Wind Turbine Opposition May Run Deep

A Tower Wind Turbine in Hull, MassachusettsMassachusetts – Cape Wind Associates, the developer of the Cape Wind project, announced in a press release on April 11th, 2012, that it had finally awarded a construction contract for the 2.5 billion dollar wind farm project in Nantucket Sound. This should be welcome news for the majority of Massachusetts residents who support the Cape Wind project. However, overall signs of progress such as these have been quite rare during the wind farm’s pre-construction development, a process which has now gone on for more than a decade. One primary reason why Cape Wind has yet to break ‘ground’ is the fierce opposition the project has long encountered from some residents of Cape Cod and Nantucket, the communities nearest to the site chosen for Cape Wind’s turbines.

Though local opposition to Cape Wind may frustrate the project’s supporters, they can hardly claim that such opposition could not have been anticipated.
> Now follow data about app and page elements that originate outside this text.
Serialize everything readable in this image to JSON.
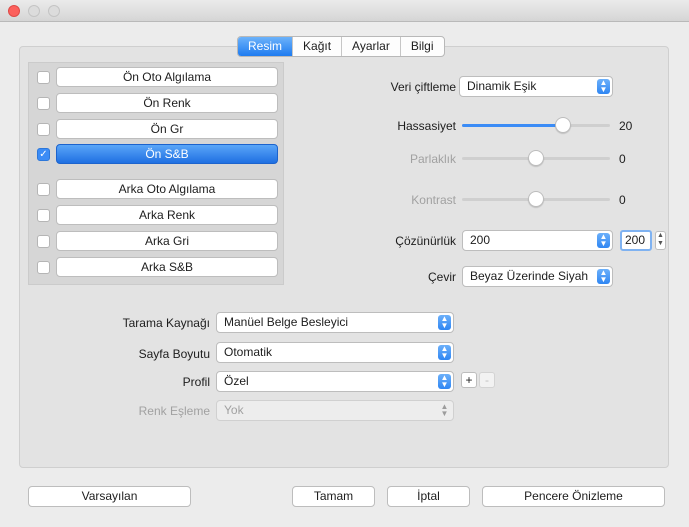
{
  "tabs": [
    "Resim",
    "Kağıt",
    "Ayarlar",
    "Bilgi"
  ],
  "side_front": [
    {
      "label": "Ön Oto Algılama",
      "checked": false
    },
    {
      "label": "Ön Renk",
      "checked": false
    },
    {
      "label": "Ön Gr",
      "checked": false
    },
    {
      "label": "Ön S&B",
      "checked": true
    }
  ],
  "side_back": [
    {
      "label": "Arka Oto Algılama",
      "checked": false
    },
    {
      "label": "Arka Renk",
      "checked": false
    },
    {
      "label": "Arka Gri",
      "checked": false
    },
    {
      "label": "Arka S&B",
      "checked": false
    }
  ],
  "settings": {
    "veri_label": "Veri çiftleme",
    "veri_value": "Dinamik Eşik",
    "hassasiyet_label": "Hassasiyet",
    "hassasiyet_value": "20",
    "hassasiyet_level": 0.68,
    "parlaklik_label": "Parlaklık",
    "parlaklik_value": "0",
    "parlaklik_level": 0.5,
    "kontrast_label": "Kontrast",
    "kontrast_value": "0",
    "kontrast_level": 0.5,
    "cozunurluk_label": "Çözünürlük",
    "cozunurluk_value": "200",
    "cozunurluk_box": "200",
    "cevir_label": "Çevir",
    "cevir_value": "Beyaz Üzerinde Siyah"
  },
  "source": {
    "tarama_label": "Tarama Kaynağı",
    "tarama_value": "Manüel Belge Besleyici",
    "sayfa_label": "Sayfa Boyutu",
    "sayfa_value": "Otomatik",
    "profil_label": "Profil",
    "profil_value": "Özel",
    "renk_label": "Renk Eşleme",
    "renk_value": "Yok",
    "plus": "+",
    "minus": "-"
  },
  "buttons": {
    "defaults": "Varsayılan",
    "ok": "Tamam",
    "cancel": "İptal",
    "preview": "Pencere Önizleme"
  },
  "colors": {
    "accent": "#1e7bf0",
    "close": "#fc605c"
  }
}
Of course, large construction projects of all types face a significant risk of generating local opposition, but in the case of wind farms, this opposition is almost a forgone conclusion. In fact, one of the key reasons for siting a wind farm offshore in the first place is to minimize local opposition by keeping the turbines far from homes and business (structures which are, typically, built on land). Unfortunately, this ostensibly wise approach proved partially successful at best in the case of Cape Wind. Tellingly, other wind turbine projects in Eastern Massachusetts have been much smaller in scope, but have still encountered vocal protests from the communities in which they have been built. For example, the 400-foot “Aeolus Tower” in Falmouth and the 364-foot MWRA Charlestown Wind Turbine both caused a significant number of nearby residents to complain to local government.

Wind farms, of course, provide clean energy, and using more clean energy is something all informed people should want to do. However, when those living near planned wind farms choose to oppose them, they tend to do so for reasons totally unrelated to energy production. Renewable energy proponents would be wise to take these complains seriously. For one thing, wind turbines are far noisier than buildings because their spinning blades create audible turbulence. For another, wind turbines cast broad shadows that, unlike the shadows of buildings, are generally in a state of rapid motion. Such moving shadows can be intensely annoying when they drift through a window and land upon a computer screen or dinner table. Perhaps most fundamentally, though, opposition to wind farms may be attributable to the fact that a wind turbine fits itself into a built environment that has yet to establish a true place for it. That is, a wind turbine is a structure with the scale of a building that is often erected amongst buildings, yet is not itself a building. A wind turbine is a machine. The machine has an engineered elegance but it is hard to evaluate as a work of architecture. This is a problem because the people of greater Boston, like peoples all over the world, have been accustomed to walking amongst buildings and architecture for hundreds of years. It may take some time before we are truly comfortable walking amongst giant machines.

Photo: A tower wind turbine in Hull, Massachusetts from Flickr user seantyler; used under Creative Commons license.


Profile photo of Max Brown About Max Brown

Max Brown is an intern architect currently living in Boston. He was born in Minneapolis, Minnesota, and lived there for 18 years. Though he probably met at least one architect during that time, he can recall none of them, and did not even properly understand the existence of a profession called 'architecture' until a few years after graduating from Indiana University with a degree in Economics and Philosophy. Upon considering a career in architecture, he immediately concluded that this was his life's calling, and that economics was not. However, Max had a certain degree of trouble finding a graduate school of architecture that would consider him for admission, what with his total lack of architecture knowledge and skill. He did eventually find one, the Boston Architectural College, which granted him a Master of Architecture degree after many years with only a moderate amount of arm-twisting. Max has worked at different times for Maugel Architects, Helicon Design Group, and Bergmeyer Associates, primarily creating construction documents and presentation renderings for commercial projects. He is currently working as a small part of a large team performing on equipment and clothing design as a contractor for the US Army.

Max focused his Master's Thesis on the subject of energy efficiency and interior environmental comfort, specifically asking how architecture might be used to persuade building users to be less aggressive with the thermostat. Matters of energy efficiency, cost, and general building functionality continue to be his primary architectural interests (which is to say, he is less concerned than most architects with how a building looks in a photo).